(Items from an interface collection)
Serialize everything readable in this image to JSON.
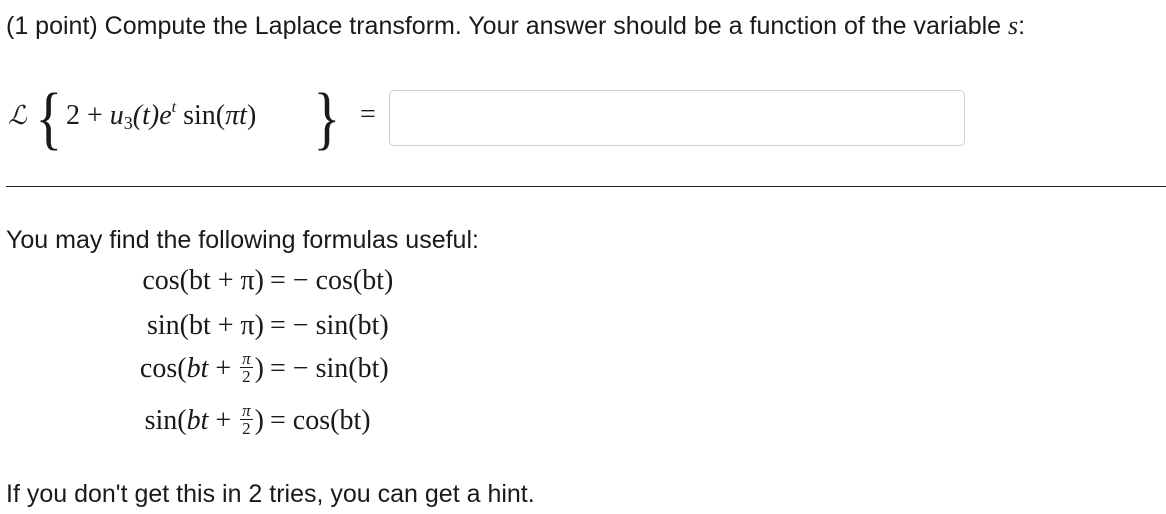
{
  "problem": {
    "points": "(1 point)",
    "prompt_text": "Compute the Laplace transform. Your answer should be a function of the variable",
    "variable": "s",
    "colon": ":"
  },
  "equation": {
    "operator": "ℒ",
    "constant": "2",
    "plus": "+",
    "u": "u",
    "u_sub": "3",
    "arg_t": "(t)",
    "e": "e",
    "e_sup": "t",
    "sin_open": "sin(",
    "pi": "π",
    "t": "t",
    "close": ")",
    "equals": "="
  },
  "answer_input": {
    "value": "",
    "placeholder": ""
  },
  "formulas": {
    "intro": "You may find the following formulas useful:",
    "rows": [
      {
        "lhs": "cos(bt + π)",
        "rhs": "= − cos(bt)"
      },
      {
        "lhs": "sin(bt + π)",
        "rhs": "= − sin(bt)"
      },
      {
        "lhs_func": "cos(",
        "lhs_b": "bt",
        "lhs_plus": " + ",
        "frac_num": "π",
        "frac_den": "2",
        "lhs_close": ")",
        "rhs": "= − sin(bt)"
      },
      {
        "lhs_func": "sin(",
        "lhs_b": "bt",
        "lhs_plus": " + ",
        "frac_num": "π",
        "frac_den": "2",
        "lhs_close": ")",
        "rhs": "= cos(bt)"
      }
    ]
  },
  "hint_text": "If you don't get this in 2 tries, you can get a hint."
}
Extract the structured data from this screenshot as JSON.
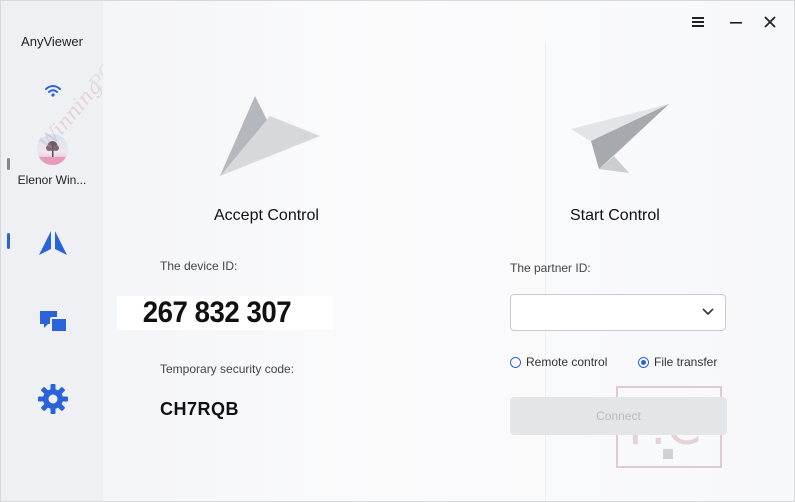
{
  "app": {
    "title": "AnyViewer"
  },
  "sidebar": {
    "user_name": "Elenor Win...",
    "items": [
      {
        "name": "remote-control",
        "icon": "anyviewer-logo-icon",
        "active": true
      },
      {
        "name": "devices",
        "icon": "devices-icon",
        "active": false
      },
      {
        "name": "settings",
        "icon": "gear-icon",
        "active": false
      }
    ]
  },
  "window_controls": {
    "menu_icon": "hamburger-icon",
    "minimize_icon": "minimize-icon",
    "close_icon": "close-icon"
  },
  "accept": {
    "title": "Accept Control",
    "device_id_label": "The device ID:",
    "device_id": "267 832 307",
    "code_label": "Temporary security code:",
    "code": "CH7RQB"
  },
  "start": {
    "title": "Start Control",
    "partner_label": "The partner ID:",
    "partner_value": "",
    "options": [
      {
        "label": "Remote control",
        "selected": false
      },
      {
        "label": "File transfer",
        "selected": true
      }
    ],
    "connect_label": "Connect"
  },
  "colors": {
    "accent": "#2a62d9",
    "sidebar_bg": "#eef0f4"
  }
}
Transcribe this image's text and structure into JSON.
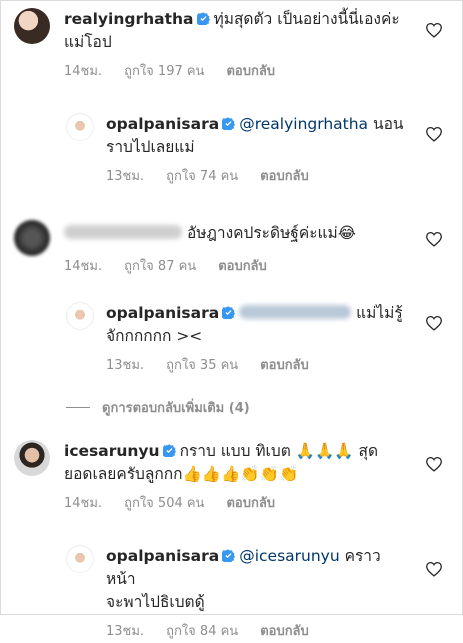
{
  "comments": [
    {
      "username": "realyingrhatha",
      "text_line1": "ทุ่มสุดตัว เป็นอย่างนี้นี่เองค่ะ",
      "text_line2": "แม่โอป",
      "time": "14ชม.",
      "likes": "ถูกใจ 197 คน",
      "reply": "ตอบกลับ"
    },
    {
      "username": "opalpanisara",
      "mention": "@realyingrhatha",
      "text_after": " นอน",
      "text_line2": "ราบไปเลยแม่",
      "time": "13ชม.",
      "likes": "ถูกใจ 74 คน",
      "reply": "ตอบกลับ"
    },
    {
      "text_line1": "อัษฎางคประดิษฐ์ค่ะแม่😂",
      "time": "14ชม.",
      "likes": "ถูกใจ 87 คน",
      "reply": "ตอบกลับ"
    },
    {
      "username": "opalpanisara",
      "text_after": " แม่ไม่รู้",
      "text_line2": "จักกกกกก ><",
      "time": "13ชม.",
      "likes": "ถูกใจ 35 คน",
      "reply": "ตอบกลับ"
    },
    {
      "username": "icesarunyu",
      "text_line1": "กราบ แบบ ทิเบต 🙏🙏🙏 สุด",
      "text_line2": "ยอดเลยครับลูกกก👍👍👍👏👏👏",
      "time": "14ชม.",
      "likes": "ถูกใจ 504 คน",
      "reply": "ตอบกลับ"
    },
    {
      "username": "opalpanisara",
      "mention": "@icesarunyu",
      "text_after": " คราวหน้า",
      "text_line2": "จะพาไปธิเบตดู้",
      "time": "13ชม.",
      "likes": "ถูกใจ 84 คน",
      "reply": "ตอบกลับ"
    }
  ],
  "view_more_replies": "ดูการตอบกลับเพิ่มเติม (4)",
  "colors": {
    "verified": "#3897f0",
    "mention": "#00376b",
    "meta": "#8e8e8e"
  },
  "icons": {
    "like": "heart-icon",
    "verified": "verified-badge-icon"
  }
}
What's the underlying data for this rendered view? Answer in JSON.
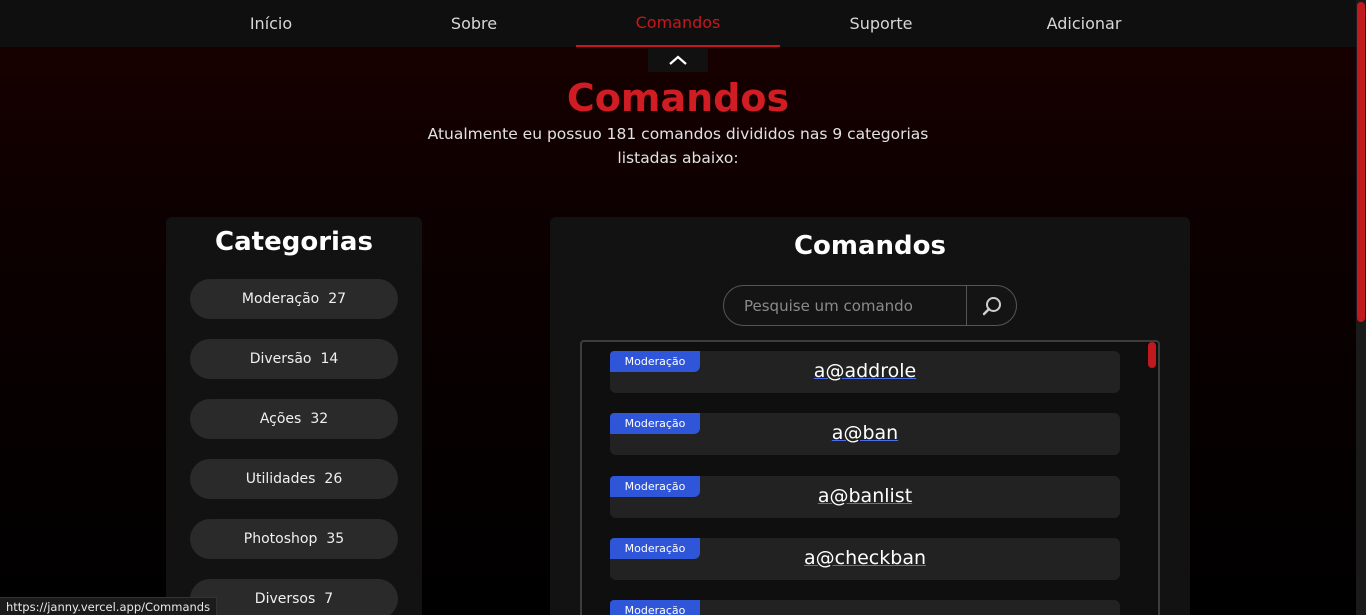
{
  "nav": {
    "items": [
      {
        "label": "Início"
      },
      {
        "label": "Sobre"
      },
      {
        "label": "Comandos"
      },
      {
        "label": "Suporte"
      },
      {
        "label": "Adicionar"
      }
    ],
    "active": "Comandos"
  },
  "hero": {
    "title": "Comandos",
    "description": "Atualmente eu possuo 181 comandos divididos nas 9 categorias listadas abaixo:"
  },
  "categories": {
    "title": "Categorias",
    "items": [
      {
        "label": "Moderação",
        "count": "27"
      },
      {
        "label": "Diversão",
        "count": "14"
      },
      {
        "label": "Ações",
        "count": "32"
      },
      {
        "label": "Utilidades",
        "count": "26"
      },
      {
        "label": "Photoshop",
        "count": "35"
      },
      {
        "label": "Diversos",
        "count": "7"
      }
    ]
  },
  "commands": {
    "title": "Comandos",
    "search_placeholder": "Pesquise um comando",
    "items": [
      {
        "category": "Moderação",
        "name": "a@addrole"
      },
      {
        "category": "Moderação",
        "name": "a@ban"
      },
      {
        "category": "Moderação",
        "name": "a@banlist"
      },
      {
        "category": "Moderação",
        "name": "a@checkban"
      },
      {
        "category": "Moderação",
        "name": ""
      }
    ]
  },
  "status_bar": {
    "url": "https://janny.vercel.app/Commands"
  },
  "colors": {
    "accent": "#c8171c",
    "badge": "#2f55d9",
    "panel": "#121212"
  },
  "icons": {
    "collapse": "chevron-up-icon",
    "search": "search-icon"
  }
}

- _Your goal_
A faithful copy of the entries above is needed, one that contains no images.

- _Answer section_
Serialize everything readable in this image to JSON.
{
  "problem": {
    "points": "(1 point)",
    "prompt_text": "Compute the Laplace transform. Your answer should be a function of the variable",
    "variable": "s",
    "colon": ":"
  },
  "equation": {
    "operator": "ℒ",
    "constant": "2",
    "plus": "+",
    "u": "u",
    "u_sub": "3",
    "arg_t": "(t)",
    "e": "e",
    "e_sup": "t",
    "sin_open": "sin(",
    "pi": "π",
    "t": "t",
    "close": ")",
    "equals": "="
  },
  "answer_input": {
    "value": "",
    "placeholder": ""
  },
  "formulas": {
    "intro": "You may find the following formulas useful:",
    "rows": [
      {
        "lhs": "cos(bt + π)",
        "rhs": "= − cos(bt)"
      },
      {
        "lhs": "sin(bt + π)",
        "rhs": "= − sin(bt)"
      },
      {
        "lhs_func": "cos(",
        "lhs_b": "bt",
        "lhs_plus": " + ",
        "frac_num": "π",
        "frac_den": "2",
        "lhs_close": ")",
        "rhs": "= − sin(bt)"
      },
      {
        "lhs_func": "sin(",
        "lhs_b": "bt",
        "lhs_plus": " + ",
        "frac_num": "π",
        "frac_den": "2",
        "lhs_close": ")",
        "rhs": "= cos(bt)"
      }
    ]
  },
  "hint_text": "If you don't get this in 2 tries, you can get a hint."
}
Extract the structured data from this screenshot as JSON.
{
  "app": {
    "title": "AnyViewer"
  },
  "sidebar": {
    "user_name": "Elenor Win...",
    "items": [
      {
        "name": "remote-control",
        "icon": "anyviewer-logo-icon",
        "active": true
      },
      {
        "name": "devices",
        "icon": "devices-icon",
        "active": false
      },
      {
        "name": "settings",
        "icon": "gear-icon",
        "active": false
      }
    ]
  },
  "window_controls": {
    "menu_icon": "hamburger-icon",
    "minimize_icon": "minimize-icon",
    "close_icon": "close-icon"
  },
  "accept": {
    "title": "Accept Control",
    "device_id_label": "The device ID:",
    "device_id": "267 832 307",
    "code_label": "Temporary security code:",
    "code": "CH7RQB"
  },
  "start": {
    "title": "Start Control",
    "partner_label": "The partner ID:",
    "partner_value": "",
    "options": [
      {
        "label": "Remote control",
        "selected": false
      },
      {
        "label": "File transfer",
        "selected": true
      }
    ],
    "connect_label": "Connect"
  },
  "colors": {
    "accent": "#2a62d9",
    "sidebar_bg": "#eef0f4"
  }
}
Transcribe this image's text and structure into JSON.
{
  "comments": [
    {
      "username": "realyingrhatha",
      "text_line1": "ทุ่มสุดตัว เป็นอย่างนี้นี่เองค่ะ",
      "text_line2": "แม่โอป",
      "time": "14ชม.",
      "likes": "ถูกใจ 197 คน",
      "reply": "ตอบกลับ"
    },
    {
      "username": "opalpanisara",
      "mention": "@realyingrhatha",
      "text_after": " นอน",
      "text_line2": "ราบไปเลยแม่",
      "time": "13ชม.",
      "likes": "ถูกใจ 74 คน",
      "reply": "ตอบกลับ"
    },
    {
      "text_line1": "อัษฎางคประดิษฐ์ค่ะแม่😂",
      "time": "14ชม.",
      "likes": "ถูกใจ 87 คน",
      "reply": "ตอบกลับ"
    },
    {
      "username": "opalpanisara",
      "text_after": " แม่ไม่รู้",
      "text_line2": "จักกกกกก ><",
      "time": "13ชม.",
      "likes": "ถูกใจ 35 คน",
      "reply": "ตอบกลับ"
    },
    {
      "username": "icesarunyu",
      "text_line1": "กราบ แบบ ทิเบต 🙏🙏🙏 สุด",
      "text_line2": "ยอดเลยครับลูกกก👍👍👍👏👏👏",
      "time": "14ชม.",
      "likes": "ถูกใจ 504 คน",
      "reply": "ตอบกลับ"
    },
    {
      "username": "opalpanisara",
      "mention": "@icesarunyu",
      "text_after": " คราวหน้า",
      "text_line2": "จะพาไปธิเบตดู้",
      "time": "13ชม.",
      "likes": "ถูกใจ 84 คน",
      "reply": "ตอบกลับ"
    }
  ],
  "view_more_replies": "ดูการตอบกลับเพิ่มเติม (4)",
  "colors": {
    "verified": "#3897f0",
    "mention": "#00376b",
    "meta": "#8e8e8e"
  },
  "icons": {
    "like": "heart-icon",
    "verified": "verified-badge-icon"
  }
}
What's the underlying data for this rendered view? Answer in JSON.
{
  "nav": {
    "items": [
      {
        "label": "Início"
      },
      {
        "label": "Sobre"
      },
      {
        "label": "Comandos"
      },
      {
        "label": "Suporte"
      },
      {
        "label": "Adicionar"
      }
    ],
    "active": "Comandos"
  },
  "hero": {
    "title": "Comandos",
    "description": "Atualmente eu possuo 181 comandos divididos nas 9 categorias listadas abaixo:"
  },
  "categories": {
    "title": "Categorias",
    "items": [
      {
        "label": "Moderação",
        "count": "27"
      },
      {
        "label": "Diversão",
        "count": "14"
      },
      {
        "label": "Ações",
        "count": "32"
      },
      {
        "label": "Utilidades",
        "count": "26"
      },
      {
        "label": "Photoshop",
        "count": "35"
      },
      {
        "label": "Diversos",
        "count": "7"
      }
    ]
  },
  "commands": {
    "title": "Comandos",
    "search_placeholder": "Pesquise um comando",
    "items": [
      {
        "category": "Moderação",
        "name": "a@addrole"
      },
      {
        "category": "Moderação",
        "name": "a@ban"
      },
      {
        "category": "Moderação",
        "name": "a@banlist"
      },
      {
        "category": "Moderação",
        "name": "a@checkban"
      },
      {
        "category": "Moderação",
        "name": ""
      }
    ]
  },
  "status_bar": {
    "url": "https://janny.vercel.app/Commands"
  },
  "colors": {
    "accent": "#c8171c",
    "badge": "#2f55d9",
    "panel": "#121212"
  },
  "icons": {
    "collapse": "chevron-up-icon",
    "search": "search-icon"
  }
}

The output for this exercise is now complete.